The reality is “facts” don’t mean much in the way of beliefs. Telling a person, who has the sincerest gut belief, the statistic that more Americans are killed each year by furniture than terrorism becomes somehow unconvincing, or rather disagreeable. Political psychologists call this tendency of people to conform assessments of information to some goal or end extrinsic to accuracy “motivated reasoning.” In other words, people believe what they want to believe.
Oct. 7 (Bloomberg) — In Florida this week, Republican presidential candidate Mitt Romney was asked about the growing Occupy Wall Street movement. “I think it’s dangerous, this class warfare,” he said. Romney’s right. It may be dangerous — to his chances of being elected. Occupy Wall Street, now almost three weeks old, isn’t like the […]
WASHINGTON — The Republican establishment is said to have grave qualms about Gov. Rick Perry. Here’s the problem: There is no Republican establishment. It squandered its authority by building up the tea party’s brigades and then fearing them too much to do anything to check their power. Worse for those who think Perry would be […]
Despite the predictions of investors and traders, Chairman Ben Bernanke announced in a speech Friday that he would not be proposing new steps by the Federal Reserve to help the economy. The reasons behind his inaction might be more political than monetary. Many people worry that the United States is on the brink of another […]

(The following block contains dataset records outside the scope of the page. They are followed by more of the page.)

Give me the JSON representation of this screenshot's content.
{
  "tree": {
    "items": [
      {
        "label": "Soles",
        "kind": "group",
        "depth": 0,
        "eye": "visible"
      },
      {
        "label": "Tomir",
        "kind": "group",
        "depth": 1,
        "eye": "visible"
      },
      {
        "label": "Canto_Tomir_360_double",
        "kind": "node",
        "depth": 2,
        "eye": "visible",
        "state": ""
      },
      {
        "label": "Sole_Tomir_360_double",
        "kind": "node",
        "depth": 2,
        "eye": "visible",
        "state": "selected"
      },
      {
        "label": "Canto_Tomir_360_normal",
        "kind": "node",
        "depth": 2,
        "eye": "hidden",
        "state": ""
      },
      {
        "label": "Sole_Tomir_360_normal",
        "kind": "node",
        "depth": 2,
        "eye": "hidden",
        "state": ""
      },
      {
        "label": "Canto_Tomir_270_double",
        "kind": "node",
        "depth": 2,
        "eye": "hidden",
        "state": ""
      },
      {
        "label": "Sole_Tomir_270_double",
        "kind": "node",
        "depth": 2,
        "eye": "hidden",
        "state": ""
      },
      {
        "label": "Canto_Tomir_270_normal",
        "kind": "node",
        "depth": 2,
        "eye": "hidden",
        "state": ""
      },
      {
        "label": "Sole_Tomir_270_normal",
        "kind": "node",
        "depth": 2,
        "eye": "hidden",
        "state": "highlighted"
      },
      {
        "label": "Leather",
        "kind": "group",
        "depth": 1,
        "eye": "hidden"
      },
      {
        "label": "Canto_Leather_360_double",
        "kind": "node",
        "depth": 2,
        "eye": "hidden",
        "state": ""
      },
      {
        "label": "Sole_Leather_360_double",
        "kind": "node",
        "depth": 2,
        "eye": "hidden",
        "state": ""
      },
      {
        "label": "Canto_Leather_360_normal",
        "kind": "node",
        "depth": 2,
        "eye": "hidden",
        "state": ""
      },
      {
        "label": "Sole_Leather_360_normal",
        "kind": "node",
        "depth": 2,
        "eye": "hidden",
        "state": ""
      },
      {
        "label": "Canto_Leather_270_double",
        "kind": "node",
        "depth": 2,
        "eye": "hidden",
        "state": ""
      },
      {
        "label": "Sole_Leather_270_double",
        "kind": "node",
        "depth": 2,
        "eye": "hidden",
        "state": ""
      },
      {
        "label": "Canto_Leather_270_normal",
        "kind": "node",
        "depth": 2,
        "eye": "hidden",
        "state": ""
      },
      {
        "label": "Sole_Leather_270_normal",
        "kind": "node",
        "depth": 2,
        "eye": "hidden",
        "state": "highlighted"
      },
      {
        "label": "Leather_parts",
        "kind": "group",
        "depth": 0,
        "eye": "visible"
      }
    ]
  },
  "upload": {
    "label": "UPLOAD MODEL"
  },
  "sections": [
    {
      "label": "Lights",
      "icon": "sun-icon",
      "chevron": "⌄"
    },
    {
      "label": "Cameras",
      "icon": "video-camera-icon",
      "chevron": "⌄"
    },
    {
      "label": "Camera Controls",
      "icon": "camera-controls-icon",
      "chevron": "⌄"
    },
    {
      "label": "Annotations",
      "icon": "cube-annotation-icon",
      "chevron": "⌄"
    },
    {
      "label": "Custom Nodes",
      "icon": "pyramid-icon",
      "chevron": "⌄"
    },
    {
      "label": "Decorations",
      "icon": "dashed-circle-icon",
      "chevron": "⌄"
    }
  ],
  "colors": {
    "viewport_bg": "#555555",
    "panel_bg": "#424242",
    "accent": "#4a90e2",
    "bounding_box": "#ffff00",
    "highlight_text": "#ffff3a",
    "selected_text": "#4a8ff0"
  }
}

Hold on for just a New York minute now and consider the powerfully serious message the bond market sent last week about the political dithering in Washington and in Europe’s capitals. “Pay attention folks,” as the investor Gifford Combs e-mailed me on Friday. “This is not a drill.” Here are the facts: The yield on […]